→ Exercise goal:
Only the number should be given: how many lines below contain "dictionary".

(Web page and app entries)
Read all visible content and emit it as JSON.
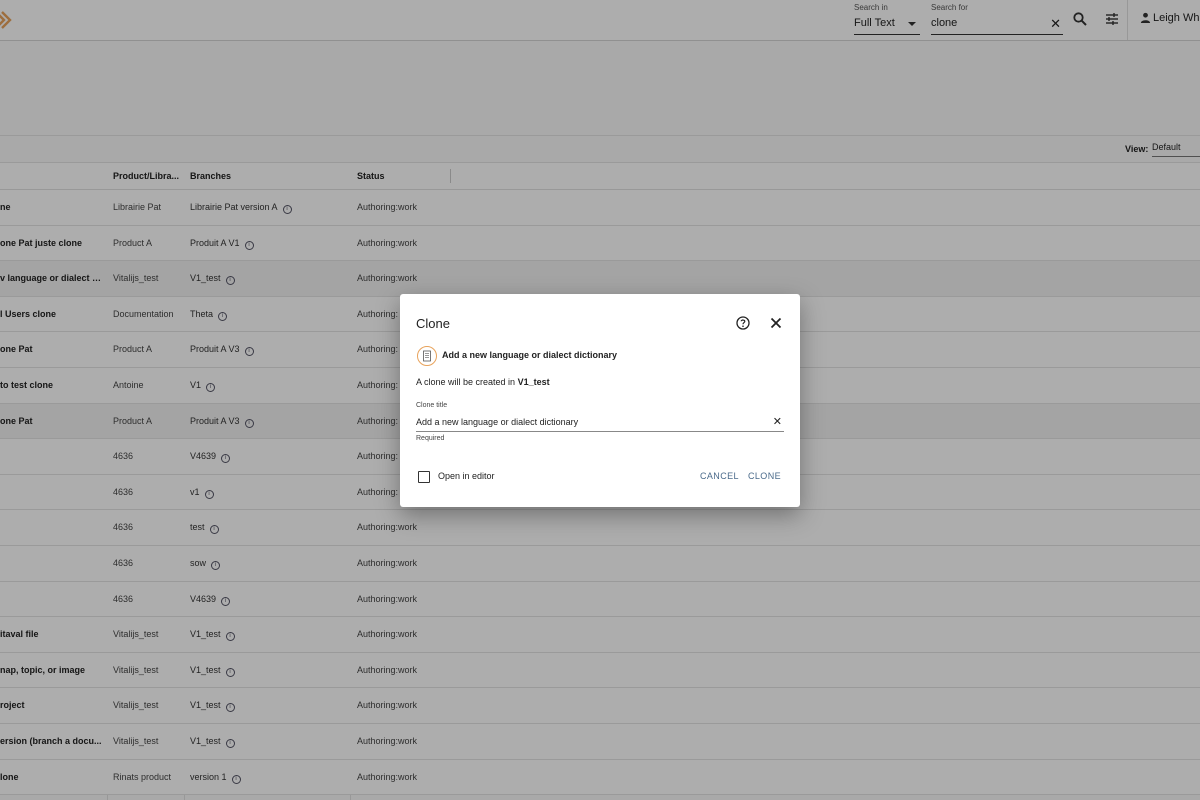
{
  "header": {
    "search_in_label": "Search in",
    "search_in_value": "Full Text",
    "search_for_label": "Search for",
    "search_for_value": "clone",
    "clear_symbol": "✕",
    "user_name": "Leigh Whi"
  },
  "toolbar": {
    "view_label": "View:",
    "view_value": "Default"
  },
  "table": {
    "columns": [
      "Product/Libra...",
      "Branches",
      "Status"
    ],
    "rows": [
      {
        "title": "ne",
        "product": "Librairie Pat",
        "branch": "Librairie Pat version A",
        "status": "Authoring:work"
      },
      {
        "title": "one Pat juste clone",
        "product": "Product A",
        "branch": "Produit A V1",
        "status": "Authoring:work"
      },
      {
        "title": "v language or dialect d...",
        "product": "Vitalijs_test",
        "branch": "V1_test",
        "status": "Authoring:work"
      },
      {
        "title": "l Users clone",
        "product": "Documentation",
        "branch": "Theta",
        "status": "Authoring:"
      },
      {
        "title": "one Pat",
        "product": "Product A",
        "branch": "Produit A V3",
        "status": "Authoring:"
      },
      {
        "title": "to test clone",
        "product": "Antoine",
        "branch": "V1",
        "status": "Authoring:"
      },
      {
        "title": "one Pat",
        "product": "Product A",
        "branch": "Produit A V3",
        "status": "Authoring:"
      },
      {
        "title": "",
        "product": "4636",
        "branch": "V4639",
        "status": "Authoring:"
      },
      {
        "title": "",
        "product": "4636",
        "branch": "v1",
        "status": "Authoring:"
      },
      {
        "title": "",
        "product": "4636",
        "branch": "test",
        "status": "Authoring:work"
      },
      {
        "title": "",
        "product": "4636",
        "branch": "sow",
        "status": "Authoring:work"
      },
      {
        "title": "",
        "product": "4636",
        "branch": "V4639",
        "status": "Authoring:work"
      },
      {
        "title": "itaval file",
        "product": "Vitalijs_test",
        "branch": "V1_test",
        "status": "Authoring:work"
      },
      {
        "title": "nap, topic, or image",
        "product": "Vitalijs_test",
        "branch": "V1_test",
        "status": "Authoring:work"
      },
      {
        "title": "roject",
        "product": "Vitalijs_test",
        "branch": "V1_test",
        "status": "Authoring:work"
      },
      {
        "title": "ersion (branch a docu...",
        "product": "Vitalijs_test",
        "branch": "V1_test",
        "status": "Authoring:work"
      },
      {
        "title": "lone",
        "product": "Rinats product",
        "branch": "version 1",
        "status": "Authoring:work"
      }
    ]
  },
  "dialog": {
    "title": "Clone",
    "template_name": "Add a new language or dialect dictionary",
    "info_prefix": "A clone will be created in ",
    "info_branch": "V1_test",
    "clone_title_label": "Clone title",
    "clone_title_value": "Add a new language or dialect dictionary",
    "clear_symbol": "✕",
    "required_text": "Required",
    "open_in_editor_label": "Open in editor",
    "cancel_label": "CANCEL",
    "clone_label": "CLONE"
  },
  "colors": {
    "accent_orange": "#e8a35c",
    "button_text": "#4a6a8a"
  }
}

→ Answer space:
2